» **THE DATA**:

"""

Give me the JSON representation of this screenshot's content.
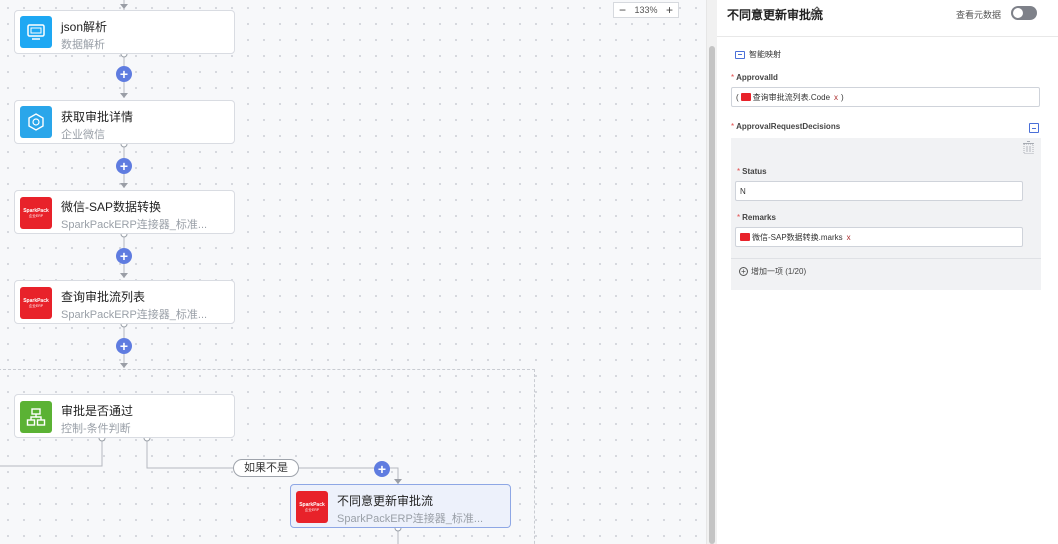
{
  "canvas": {
    "zoom": {
      "minus": "−",
      "level": "133%",
      "plus": "+"
    },
    "nodes": [
      {
        "title": "json解析",
        "subtitle": "数据解析",
        "icon": "monitor-icon"
      },
      {
        "title": "获取审批详情",
        "subtitle": "企业微信",
        "icon": "wecom-icon"
      },
      {
        "title": "微信-SAP数据转换",
        "subtitle": "SparkPackERP连接器_标准...",
        "icon": "sparkpack-icon"
      },
      {
        "title": "查询审批流列表",
        "subtitle": "SparkPackERP连接器_标准...",
        "icon": "sparkpack-icon"
      },
      {
        "title": "审批是否通过",
        "subtitle": "控制-条件判断",
        "icon": "flowchart-icon"
      },
      {
        "title": "不同意更新审批流",
        "subtitle": "SparkPackERP连接器_标准...",
        "icon": "sparkpack-icon"
      }
    ],
    "sparkpack_logo": {
      "line1": "SparkPack",
      "line2": "企业ERP"
    },
    "branch_label": "如果不是",
    "add_symbol": "+"
  },
  "panel": {
    "title": "不同意更新审批流",
    "meta_toggle_label": "查看元数据",
    "smart_mapping": "智能映射",
    "fields": {
      "approval_id": {
        "label": "ApprovalId",
        "open": "(",
        "tag": "查询审批流列表.Code",
        "tag_remove": "x",
        "close": ")"
      },
      "decisions": {
        "label": "ApprovalRequestDecisions"
      },
      "status": {
        "label": "Status",
        "value": "N"
      },
      "remarks": {
        "label": "Remarks",
        "tag": "微信-SAP数据转换.marks",
        "tag_remove": "x"
      }
    },
    "required_mark": "*",
    "add_item": "增加一项 (1/20)"
  },
  "colors": {
    "accent": "#5f7ce0",
    "sparkpack_red": "#e8222a",
    "selected_bg": "#edf1fb"
  }
}
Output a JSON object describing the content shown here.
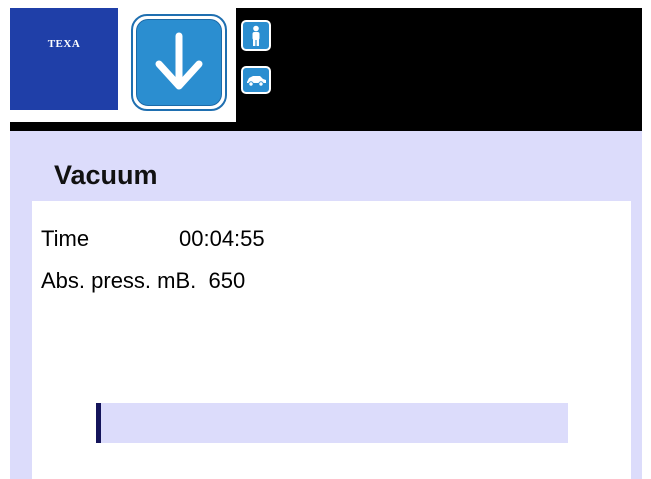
{
  "header": {
    "logo_text": "TEXA",
    "mode_icon": "arrow-down-icon",
    "side_buttons": [
      {
        "icon": "person-icon"
      },
      {
        "icon": "car-icon"
      }
    ]
  },
  "page": {
    "title": "Vacuum"
  },
  "readings": {
    "time_label": "Time",
    "time_value": "00:04:55",
    "pressure_label": "Abs. press. mB.",
    "pressure_value": "650"
  },
  "progress": {
    "fraction": 0.01
  },
  "colors": {
    "background": "#dcdcfb",
    "header": "#000000",
    "logo_blue": "#1f3fa8",
    "button_blue": "#2b8ed0",
    "progress_fill": "#14145a"
  }
}
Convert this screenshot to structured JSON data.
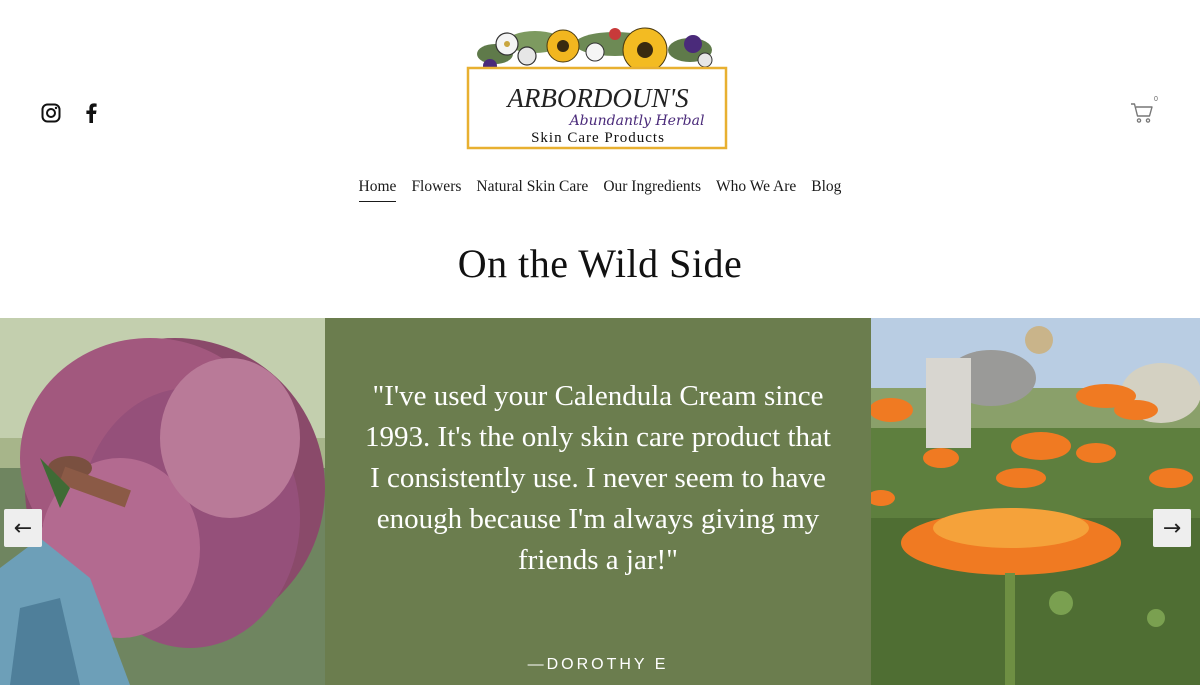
{
  "logo": {
    "line1": "ARBORDOUN'S",
    "line2": "Abundantly Herbal",
    "line3": "Skin Care Products"
  },
  "social": {
    "instagram_icon": "instagram-icon",
    "facebook_icon": "facebook-icon"
  },
  "cart": {
    "icon": "cart-icon",
    "count": "0"
  },
  "nav": {
    "items": [
      {
        "label": "Home",
        "active": true
      },
      {
        "label": "Flowers"
      },
      {
        "label": "Natural Skin Care"
      },
      {
        "label": "Our Ingredients"
      },
      {
        "label": "Who We Are"
      },
      {
        "label": "Blog"
      }
    ]
  },
  "page": {
    "title": "On the Wild Side"
  },
  "testimonial": {
    "quote": "\"I've used your Calendula Cream since 1993. It's the only skin care product that I consistently use. I never seem to have enough because I'm always giving my friends a jar!\"",
    "author": "—DOROTHY E"
  },
  "gallery": {
    "prev_label": "←",
    "next_label": "→"
  },
  "colors": {
    "testimonial_bg": "#6b7d4e",
    "logo_border": "#e8b030",
    "logo_script": "#4a2a7a"
  }
}
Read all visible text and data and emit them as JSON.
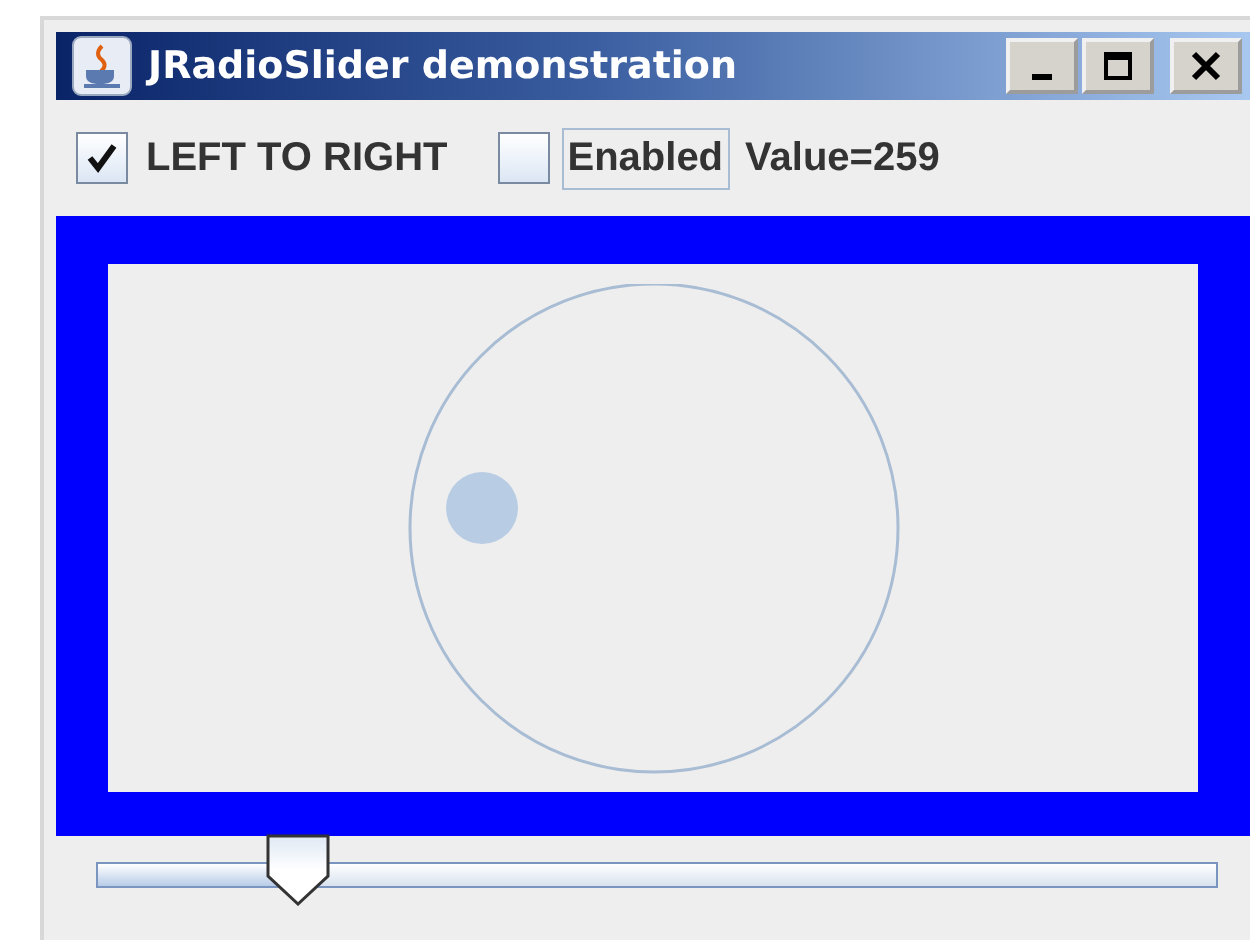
{
  "window": {
    "title": "JRadioSlider demonstration"
  },
  "options": [
    {
      "label": "LEFT TO RIGHT",
      "checked": true,
      "focused": false
    },
    {
      "label": "Enabled",
      "checked": false,
      "focused": true
    }
  ],
  "value_label": "Value=259",
  "slider": {
    "level": 0.18
  }
}
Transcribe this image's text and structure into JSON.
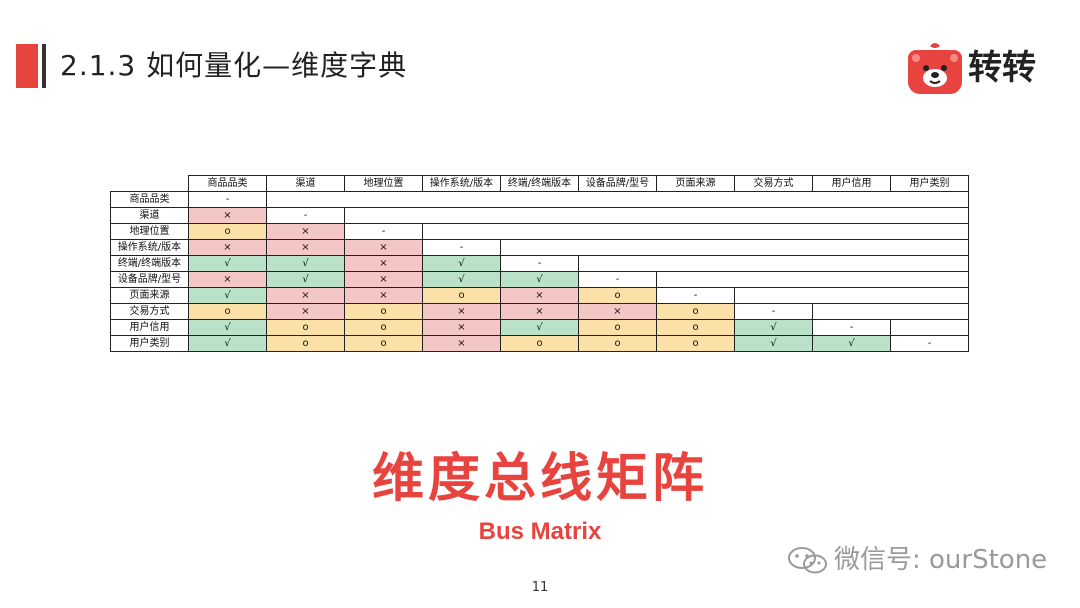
{
  "title": "2.1.3 如何量化—维度字典",
  "logo_text": "转转",
  "matrix": {
    "columns": [
      "商品品类",
      "渠道",
      "地理位置",
      "操作系统/版本",
      "终端/终端版本",
      "设备品牌/型号",
      "页面来源",
      "交易方式",
      "用户信用",
      "用户类别"
    ],
    "rows": [
      {
        "label": "商品品类",
        "cells": [
          "-"
        ]
      },
      {
        "label": "渠道",
        "cells": [
          "×",
          "-"
        ]
      },
      {
        "label": "地理位置",
        "cells": [
          "o",
          "×",
          "-"
        ]
      },
      {
        "label": "操作系统/版本",
        "cells": [
          "×",
          "×",
          "×",
          "-"
        ]
      },
      {
        "label": "终端/终端版本",
        "cells": [
          "√",
          "√",
          "×",
          "√",
          "-"
        ]
      },
      {
        "label": "设备品牌/型号",
        "cells": [
          "×",
          "√",
          "×",
          "√",
          "√",
          "-"
        ]
      },
      {
        "label": "页面来源",
        "cells": [
          "√",
          "×",
          "×",
          "o",
          "×",
          "o",
          "-"
        ]
      },
      {
        "label": "交易方式",
        "cells": [
          "o",
          "×",
          "o",
          "×",
          "×",
          "×",
          "o",
          "-"
        ]
      },
      {
        "label": "用户信用",
        "cells": [
          "√",
          "o",
          "o",
          "×",
          "√",
          "o",
          "o",
          "√",
          "-"
        ]
      },
      {
        "label": "用户类别",
        "cells": [
          "√",
          "o",
          "o",
          "×",
          "o",
          "o",
          "o",
          "√",
          "√",
          "-"
        ]
      }
    ]
  },
  "colors": {
    "accent_red": "#e8443f",
    "cell_cross": "#f5c6c6",
    "cell_check": "#b9e2c9",
    "cell_circle": "#fbe0a8"
  },
  "big_title": "维度总线矩阵",
  "sub_title": "Bus Matrix",
  "watermark": "微信号: ourStone",
  "page_number": "11"
}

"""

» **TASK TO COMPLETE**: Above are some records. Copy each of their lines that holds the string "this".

» **RESULT BELOW**:
Give me the JSON representation of this screenshot's content.
Convert this screenshot to structured JSON data.
Transcribe this image's text and structure into JSON.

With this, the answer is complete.